Oh, the promise that you bring, oh the possibilities, the choices. Whatever you can imagine, anything you can see can be used to fill them up.

Words of any kind can be stacked up and up, sentences, phrases, poetry or prose. Everything is possible and in some way that makes it all rather frightening.

Because if anything is possible, how are you supposed to make a choice about it?

“It is too big”, you cry. “The responsibility is too great for me!”

So you sit there and stare at it, perhaps hoping that it will start filling itself of its own accord, or perhaps that you, like a woodcarver, finding whatever may be hidden in any block of wood, that by staring you will be able to see the mystical, magical pattern of words waiting to be filled out on that one sheet.

You dawdle and you procrastinate, you angst and you dwell. Every word you put down seems to sully that pristine whiteness, like footsteps on a meadow of newly fallen snow, white and glistening.

The time passes, soon the hours of the day will be used up. The page remains blank and defiant.

What to do then, how to act?

The only way you can act when faced with such a devious being; you grapple it head on. You take that pen in your hand, you sit yourself by your keyboard and you just write.

You force those words out, you wrestle them like bull calves at a rodeo, you force them into patterns, into sentences and…Soon you find that the pattern you were looking for, desperately seeking in that white blankness suddenly emerges there before your very eyes.

The words flow down the page as if they’ve always been there, they hum like a melody and they create patterns to soothe your weary writer’s soul. For you find a satisfaction there, in this trial and exercise, like a man who goes for a run every day. Though he finds it daunting every day, especially when the conditions aren’t the best, when the rain pours and the wind blows, he keeps at it and gets successively better at it.

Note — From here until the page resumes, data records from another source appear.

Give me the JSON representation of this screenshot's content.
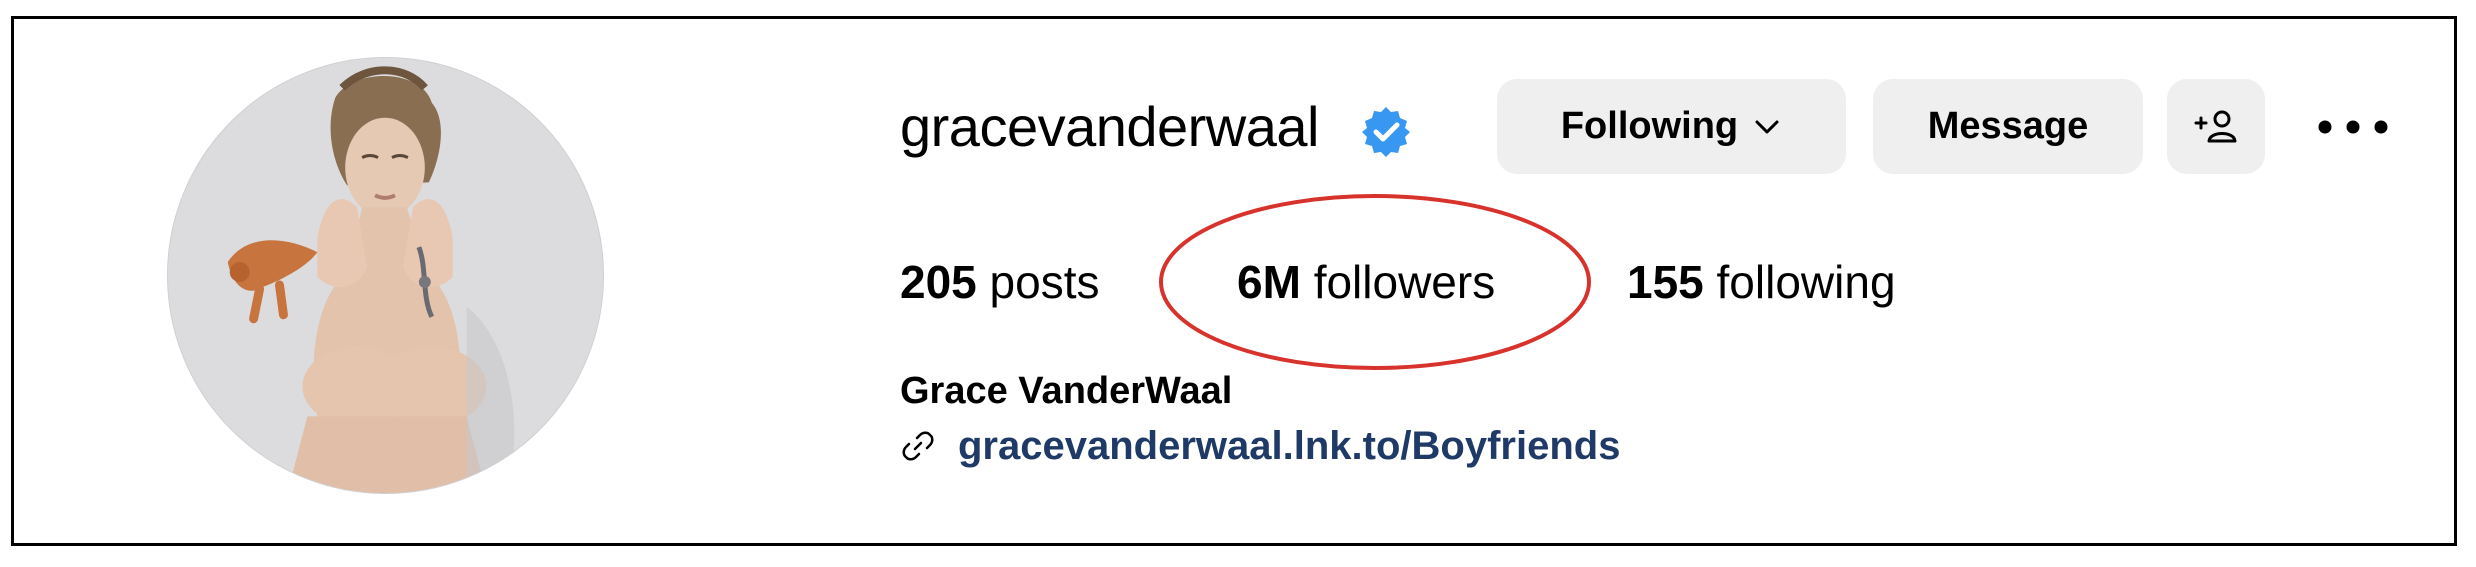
{
  "profile": {
    "username": "gracevanderwaal",
    "verified": true,
    "full_name": "Grace VanderWaal",
    "link": "gracevanderwaal.lnk.to/Boyfriends"
  },
  "actions": {
    "following_label": "Following",
    "message_label": "Message",
    "suggest_icon": "add-person-icon",
    "more_icon": "more-options-icon"
  },
  "stats": {
    "posts_count": "205",
    "posts_label": "posts",
    "followers_count": "6M",
    "followers_label": "followers",
    "following_count": "155",
    "following_label": "following"
  },
  "annotation": {
    "shape": "ellipse",
    "color": "#d7322c",
    "target": "followers"
  },
  "colors": {
    "verified_badge": "#3897f0",
    "button_bg": "#efefef",
    "link": "#1f3a66"
  }
}
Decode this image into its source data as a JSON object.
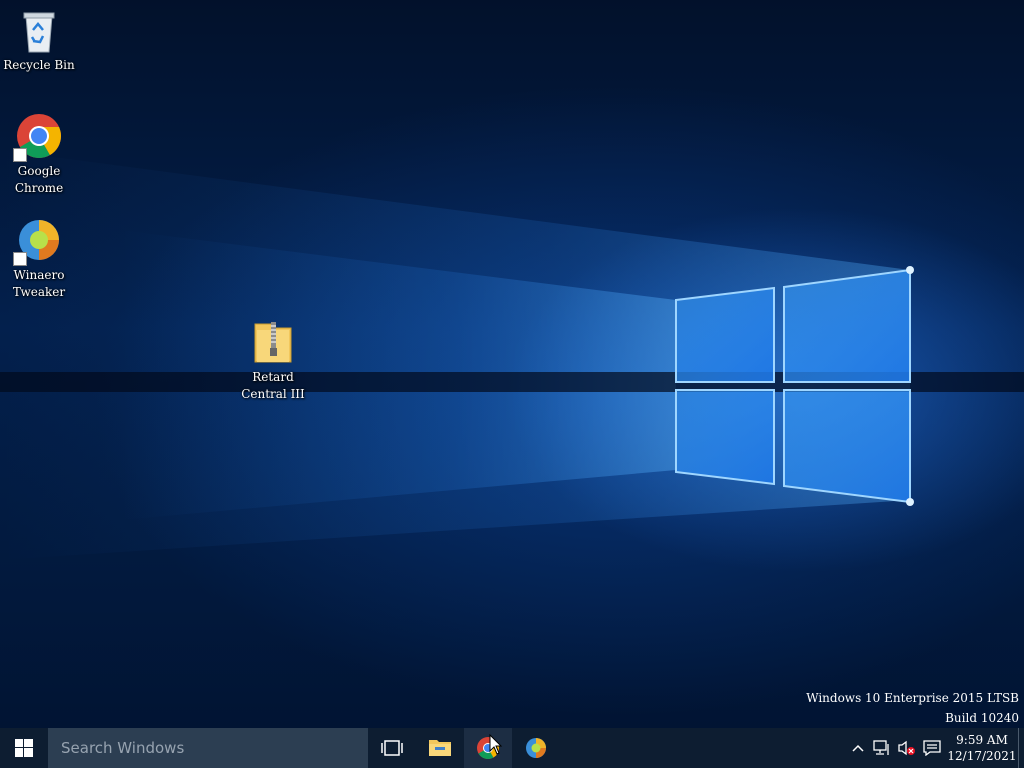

So you, the writer must do the same. Every day you sit down with that blank sheet of paper, that empty document, even when the day seems cruel and break to you. You sit there and you wrestle those words into shape and in the process you write out your soul’s melody.

And when your soul is truly humming, that is when stories are born.